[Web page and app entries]
★ ★ ★ ★

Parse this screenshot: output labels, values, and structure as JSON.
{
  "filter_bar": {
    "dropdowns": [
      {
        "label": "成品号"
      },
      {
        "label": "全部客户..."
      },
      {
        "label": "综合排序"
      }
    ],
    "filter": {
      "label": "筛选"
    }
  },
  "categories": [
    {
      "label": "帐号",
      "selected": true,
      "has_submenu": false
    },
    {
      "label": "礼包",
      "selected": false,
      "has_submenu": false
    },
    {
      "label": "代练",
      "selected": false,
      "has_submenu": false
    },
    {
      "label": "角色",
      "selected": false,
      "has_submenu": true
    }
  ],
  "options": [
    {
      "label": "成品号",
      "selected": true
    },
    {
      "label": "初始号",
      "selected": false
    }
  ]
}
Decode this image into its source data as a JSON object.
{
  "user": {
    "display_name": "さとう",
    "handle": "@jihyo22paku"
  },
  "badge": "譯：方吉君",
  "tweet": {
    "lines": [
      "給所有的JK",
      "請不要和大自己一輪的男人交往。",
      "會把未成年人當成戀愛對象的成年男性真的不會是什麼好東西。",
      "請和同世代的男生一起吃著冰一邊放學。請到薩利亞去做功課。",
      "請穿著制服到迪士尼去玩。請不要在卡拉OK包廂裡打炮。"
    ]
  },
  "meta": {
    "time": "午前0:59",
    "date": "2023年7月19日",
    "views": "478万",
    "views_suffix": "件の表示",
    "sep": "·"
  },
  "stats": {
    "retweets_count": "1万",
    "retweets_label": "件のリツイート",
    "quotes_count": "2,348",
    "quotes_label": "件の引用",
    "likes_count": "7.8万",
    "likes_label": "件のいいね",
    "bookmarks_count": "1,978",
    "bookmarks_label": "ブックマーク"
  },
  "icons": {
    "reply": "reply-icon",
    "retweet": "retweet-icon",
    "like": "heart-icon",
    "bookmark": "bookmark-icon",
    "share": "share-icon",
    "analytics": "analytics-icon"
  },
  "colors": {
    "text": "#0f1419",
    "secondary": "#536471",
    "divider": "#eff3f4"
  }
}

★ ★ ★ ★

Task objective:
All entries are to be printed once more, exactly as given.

Task solution:
Parse this screenshot: output labels, values, and structure as JSON.
{
  "filter_bar": {
    "dropdowns": [
      {
        "label": "成品号"
      },
      {
        "label": "全部客户..."
      },
      {
        "label": "综合排序"
      }
    ],
    "filter": {
      "label": "筛选"
    }
  },
  "categories": [
    {
      "label": "帐号",
      "selected": true,
      "has_submenu": false
    },
    {
      "label": "礼包",
      "selected": false,
      "has_submenu": false
    },
    {
      "label": "代练",
      "selected": false,
      "has_submenu": false
    },
    {
      "label": "角色",
      "selected": false,
      "has_submenu": true
    }
  ],
  "options": [
    {
      "label": "成品号",
      "selected": true
    },
    {
      "label": "初始号",
      "selected": false
    }
  ]
}
Decode this image into its source data as a JSON object.
{
  "user": {
    "display_name": "さとう",
    "handle": "@jihyo22paku"
  },
  "badge": "譯：方吉君",
  "tweet": {
    "lines": [
      "給所有的JK",
      "請不要和大自己一輪的男人交往。",
      "會把未成年人當成戀愛對象的成年男性真的不會是什麼好東西。",
      "請和同世代的男生一起吃著冰一邊放學。請到薩利亞去做功課。",
      "請穿著制服到迪士尼去玩。請不要在卡拉OK包廂裡打炮。"
    ]
  },
  "meta": {
    "time": "午前0:59",
    "date": "2023年7月19日",
    "views": "478万",
    "views_suffix": "件の表示",
    "sep": "·"
  },
  "stats": {
    "retweets_count": "1万",
    "retweets_label": "件のリツイート",
    "quotes_count": "2,348",
    "quotes_label": "件の引用",
    "likes_count": "7.8万",
    "likes_label": "件のいいね",
    "bookmarks_count": "1,978",
    "bookmarks_label": "ブックマーク"
  },
  "icons": {
    "reply": "reply-icon",
    "retweet": "retweet-icon",
    "like": "heart-icon",
    "bookmark": "bookmark-icon",
    "share": "share-icon",
    "analytics": "analytics-icon"
  },
  "colors": {
    "text": "#0f1419",
    "secondary": "#536471",
    "divider": "#eff3f4"
  }
}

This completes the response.